Requirement »
Report how many lines of the following entries include the string "page"; respond with the number alone.

[Start of section]

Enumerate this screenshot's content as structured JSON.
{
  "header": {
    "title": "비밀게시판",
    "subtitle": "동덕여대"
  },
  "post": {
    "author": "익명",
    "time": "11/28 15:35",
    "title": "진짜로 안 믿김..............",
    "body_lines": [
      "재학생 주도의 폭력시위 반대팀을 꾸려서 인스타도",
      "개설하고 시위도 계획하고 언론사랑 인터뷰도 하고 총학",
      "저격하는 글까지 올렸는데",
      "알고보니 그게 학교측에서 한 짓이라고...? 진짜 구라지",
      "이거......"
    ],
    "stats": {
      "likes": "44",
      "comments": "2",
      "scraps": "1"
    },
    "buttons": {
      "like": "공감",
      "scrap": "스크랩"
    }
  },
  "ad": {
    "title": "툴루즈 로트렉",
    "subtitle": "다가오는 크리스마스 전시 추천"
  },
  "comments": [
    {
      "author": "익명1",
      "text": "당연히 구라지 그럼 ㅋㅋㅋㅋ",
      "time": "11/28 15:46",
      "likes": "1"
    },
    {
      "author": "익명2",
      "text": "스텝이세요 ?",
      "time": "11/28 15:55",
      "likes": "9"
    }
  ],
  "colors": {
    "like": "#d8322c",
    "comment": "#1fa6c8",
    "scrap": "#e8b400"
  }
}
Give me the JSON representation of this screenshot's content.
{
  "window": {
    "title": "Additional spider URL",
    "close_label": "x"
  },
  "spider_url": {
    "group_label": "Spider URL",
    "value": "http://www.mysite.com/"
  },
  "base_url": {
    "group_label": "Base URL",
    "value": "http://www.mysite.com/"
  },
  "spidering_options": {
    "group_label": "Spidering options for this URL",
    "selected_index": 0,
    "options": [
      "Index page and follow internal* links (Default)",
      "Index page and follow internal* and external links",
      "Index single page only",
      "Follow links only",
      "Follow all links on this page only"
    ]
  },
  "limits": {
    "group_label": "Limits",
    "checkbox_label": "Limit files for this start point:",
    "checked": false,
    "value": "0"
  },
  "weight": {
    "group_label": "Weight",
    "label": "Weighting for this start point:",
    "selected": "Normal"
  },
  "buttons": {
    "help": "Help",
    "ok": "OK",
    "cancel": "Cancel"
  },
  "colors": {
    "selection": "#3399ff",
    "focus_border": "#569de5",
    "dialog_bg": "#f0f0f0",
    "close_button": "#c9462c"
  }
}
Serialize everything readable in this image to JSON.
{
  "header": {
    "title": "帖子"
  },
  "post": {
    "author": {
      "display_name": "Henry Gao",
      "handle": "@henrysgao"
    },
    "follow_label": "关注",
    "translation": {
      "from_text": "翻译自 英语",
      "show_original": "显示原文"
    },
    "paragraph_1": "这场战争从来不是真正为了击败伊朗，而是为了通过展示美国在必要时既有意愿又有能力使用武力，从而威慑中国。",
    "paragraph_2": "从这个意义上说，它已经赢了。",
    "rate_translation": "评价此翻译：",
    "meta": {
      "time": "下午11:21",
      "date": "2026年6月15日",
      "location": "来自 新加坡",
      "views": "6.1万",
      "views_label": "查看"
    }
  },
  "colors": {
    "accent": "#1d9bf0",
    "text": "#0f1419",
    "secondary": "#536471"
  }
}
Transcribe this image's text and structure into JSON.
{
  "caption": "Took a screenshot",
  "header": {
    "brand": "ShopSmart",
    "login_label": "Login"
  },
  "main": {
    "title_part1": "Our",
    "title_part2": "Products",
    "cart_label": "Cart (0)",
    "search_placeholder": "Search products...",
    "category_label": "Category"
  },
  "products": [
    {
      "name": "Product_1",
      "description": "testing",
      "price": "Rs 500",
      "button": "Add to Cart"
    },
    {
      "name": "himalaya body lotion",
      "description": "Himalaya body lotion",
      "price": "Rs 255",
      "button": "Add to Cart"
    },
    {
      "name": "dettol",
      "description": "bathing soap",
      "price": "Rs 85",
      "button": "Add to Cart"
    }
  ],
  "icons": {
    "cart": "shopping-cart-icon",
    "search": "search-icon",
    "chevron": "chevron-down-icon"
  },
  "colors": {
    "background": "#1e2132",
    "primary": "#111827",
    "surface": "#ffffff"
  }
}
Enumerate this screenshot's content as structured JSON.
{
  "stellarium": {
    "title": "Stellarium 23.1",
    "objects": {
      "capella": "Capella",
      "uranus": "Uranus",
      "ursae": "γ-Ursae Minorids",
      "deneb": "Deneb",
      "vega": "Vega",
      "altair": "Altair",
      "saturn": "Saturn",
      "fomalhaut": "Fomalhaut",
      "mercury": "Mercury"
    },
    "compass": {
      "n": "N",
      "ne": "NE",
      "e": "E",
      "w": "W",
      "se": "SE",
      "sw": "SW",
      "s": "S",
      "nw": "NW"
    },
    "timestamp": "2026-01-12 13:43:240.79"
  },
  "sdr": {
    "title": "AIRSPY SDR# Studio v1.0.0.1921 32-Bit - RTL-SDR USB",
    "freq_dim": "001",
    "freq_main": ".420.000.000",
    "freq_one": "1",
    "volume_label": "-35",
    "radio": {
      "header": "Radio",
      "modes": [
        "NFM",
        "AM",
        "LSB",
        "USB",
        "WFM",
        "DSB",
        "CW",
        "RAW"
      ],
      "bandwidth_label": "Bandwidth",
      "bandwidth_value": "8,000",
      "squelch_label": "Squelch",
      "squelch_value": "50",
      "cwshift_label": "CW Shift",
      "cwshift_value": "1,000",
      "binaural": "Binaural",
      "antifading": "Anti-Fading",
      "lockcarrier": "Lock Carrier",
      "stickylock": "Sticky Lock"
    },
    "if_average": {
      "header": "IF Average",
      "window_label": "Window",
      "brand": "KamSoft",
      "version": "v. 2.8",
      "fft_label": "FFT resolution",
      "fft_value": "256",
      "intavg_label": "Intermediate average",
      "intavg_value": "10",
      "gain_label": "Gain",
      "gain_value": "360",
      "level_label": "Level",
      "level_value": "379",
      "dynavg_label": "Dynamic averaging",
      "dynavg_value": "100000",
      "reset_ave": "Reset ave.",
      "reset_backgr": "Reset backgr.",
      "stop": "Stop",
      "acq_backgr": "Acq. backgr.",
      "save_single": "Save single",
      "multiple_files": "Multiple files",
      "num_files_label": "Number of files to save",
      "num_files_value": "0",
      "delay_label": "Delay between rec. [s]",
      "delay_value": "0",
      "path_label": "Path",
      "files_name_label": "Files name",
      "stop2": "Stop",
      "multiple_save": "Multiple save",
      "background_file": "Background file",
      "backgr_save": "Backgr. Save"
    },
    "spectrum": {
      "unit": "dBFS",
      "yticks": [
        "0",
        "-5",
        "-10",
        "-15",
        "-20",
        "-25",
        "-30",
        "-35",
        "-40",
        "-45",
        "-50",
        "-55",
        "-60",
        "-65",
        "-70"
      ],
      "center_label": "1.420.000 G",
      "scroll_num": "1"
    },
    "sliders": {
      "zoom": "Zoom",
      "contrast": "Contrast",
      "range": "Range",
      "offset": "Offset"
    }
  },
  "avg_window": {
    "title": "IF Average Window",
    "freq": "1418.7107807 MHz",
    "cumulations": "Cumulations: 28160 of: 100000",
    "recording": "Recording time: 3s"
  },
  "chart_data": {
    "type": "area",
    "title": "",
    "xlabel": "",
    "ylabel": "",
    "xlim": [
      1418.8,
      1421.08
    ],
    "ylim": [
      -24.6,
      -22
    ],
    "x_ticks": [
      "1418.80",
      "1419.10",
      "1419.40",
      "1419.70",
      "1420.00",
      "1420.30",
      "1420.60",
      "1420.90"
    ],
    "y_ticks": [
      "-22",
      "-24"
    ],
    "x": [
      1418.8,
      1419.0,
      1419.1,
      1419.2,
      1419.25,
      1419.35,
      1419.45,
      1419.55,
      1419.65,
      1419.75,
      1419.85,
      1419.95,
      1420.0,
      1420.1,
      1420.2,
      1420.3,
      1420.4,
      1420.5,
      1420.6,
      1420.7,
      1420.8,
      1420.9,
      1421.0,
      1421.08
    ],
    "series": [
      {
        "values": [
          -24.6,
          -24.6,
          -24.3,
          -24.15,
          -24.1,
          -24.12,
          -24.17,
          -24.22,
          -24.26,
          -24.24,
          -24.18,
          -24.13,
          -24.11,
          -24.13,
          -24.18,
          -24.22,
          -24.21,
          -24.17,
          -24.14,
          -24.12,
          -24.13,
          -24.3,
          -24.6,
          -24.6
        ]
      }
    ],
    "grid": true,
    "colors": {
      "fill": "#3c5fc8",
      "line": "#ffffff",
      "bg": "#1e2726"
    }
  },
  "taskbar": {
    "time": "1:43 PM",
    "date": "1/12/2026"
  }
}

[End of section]

Task output »
4